Each week on the QuaverSEL blog, we’re highlighting one of the core CASEL competencies and a sub-skill. This week, we’re taking a look at Self-Awareness and just two of the many resources available right at your fingertips to help students be able to recognize and identify emotions. Dig into this engaging activity that can be done in five minutes or less!
Let’s dive in!
Your Teacher Toolbox is a treasure trove of activities and visuals to equip students with a deeper emotional understanding.
Today, we’ll take a look at two simple activities in your Toolbox to help students begin to recognize and identify emotions within themselves and others.
Make the Emotion

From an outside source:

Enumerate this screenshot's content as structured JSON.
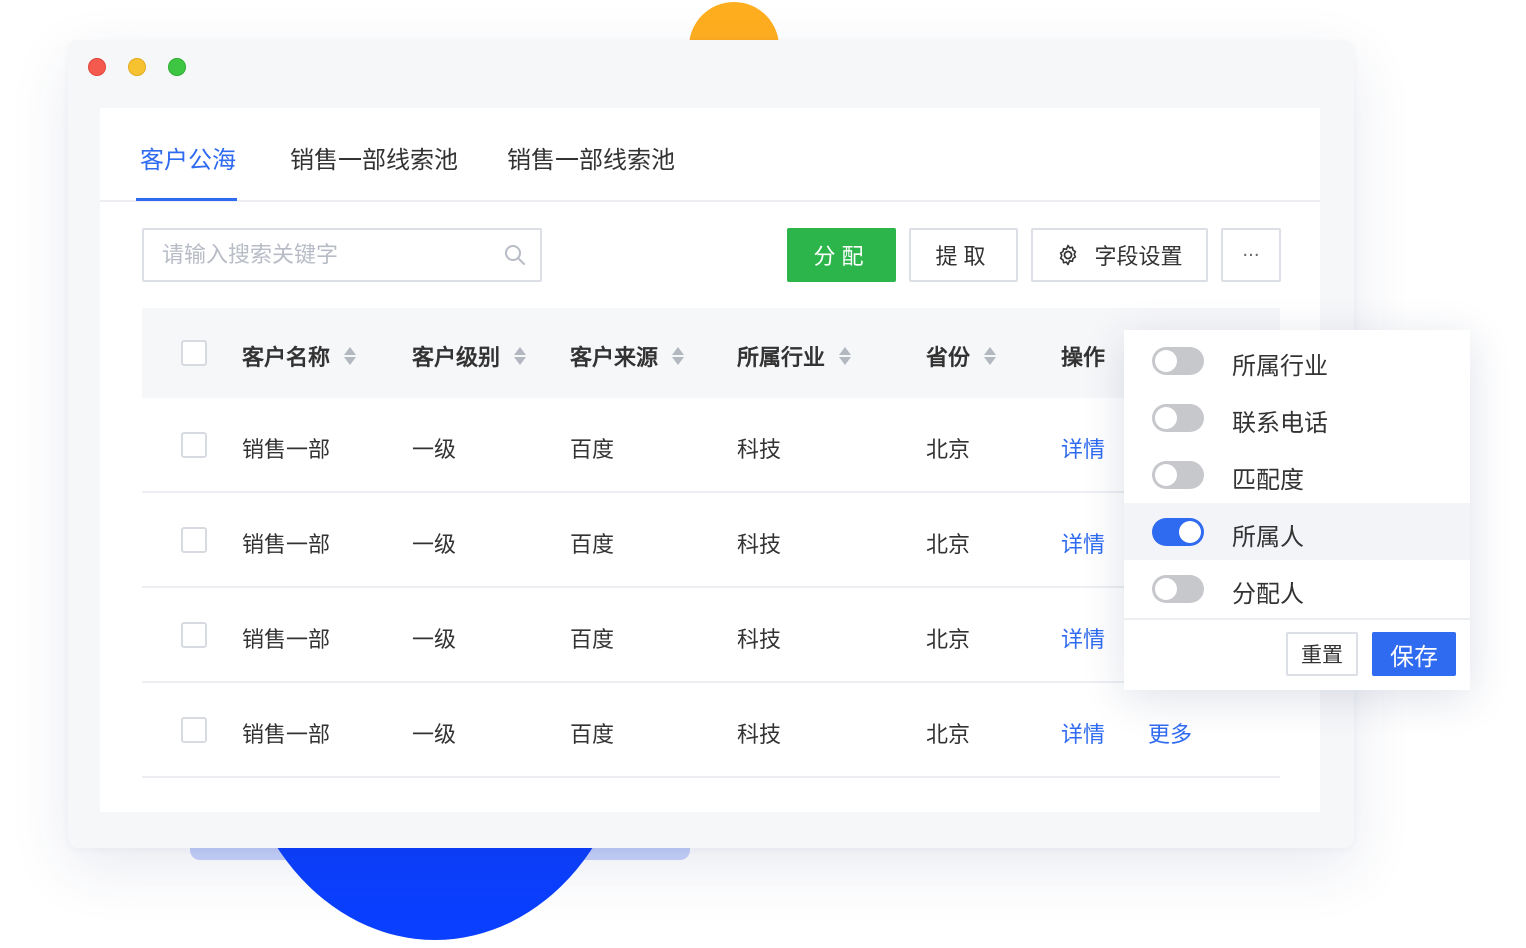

Can your students recognize emotion by facial expressions and body language? To begin, ask students: What kinds of feelings do we associate with tears? What feelings might a big smile indicate? Tell them we are going to practice identifying emotions through looking at characters’ faces.
Under the Emotions icon in your Teacher Toolbox, you’ll find a simple activity for sharing and talking about emotions. This interactive screen can be used as a visual aid to help students identify and communicate their feelings.
Select a student to come to the board and create a face that reflects how he or she is feeling using the drag and drop facial icons. See if students can describe the character’s emotions by their facial expression and body language.
Next, create a happy face using the feature icons. Then, change the face’s smile to a frown. Ask the students what might have happened to produce these changes. This is a great way to get students thinking about what causes certain emotions and to better recognize when they are feeling this way.
Click the smiley face icon to choose from a preset list of character faces for each emotion. Select one student to choose one of the emotions from the list and see what kind of face the character now makes. Discuss what each of these words mean. What might have caused them to feel this way?
Under the same Emotions icon in your Teacher Toolbox, you’ll find the Emotion Soundboard, a fun, interactive screen where students are given the opportunity to talk about how and what emotions they may be feeling.
Invite students to look at the Soundboard and discuss what emotions students see in each emoji. Ask them what events may cause someone to feel this way.
Invite students to come to the board and press the button that reflects the way they are feeling in that moment. You can also toggle the Soundboard to kid faces to more accurately represent your students. Discuss how the sound and the music reflect that feeling.
As students get more comfortable with sharing their feelings, ask another student to give them encouragement as needed. This is a great way to reinforce empathy and problem-solving.
And there you have it! These are just a few of the resources at your disposal for addressing self-awareness and the ability to identify emotions in your classroom.
Stay tuned to the blog in the coming weeks as we dive into Self-Management and Impulse Control.
How will you address Self-Awareness in your classroom?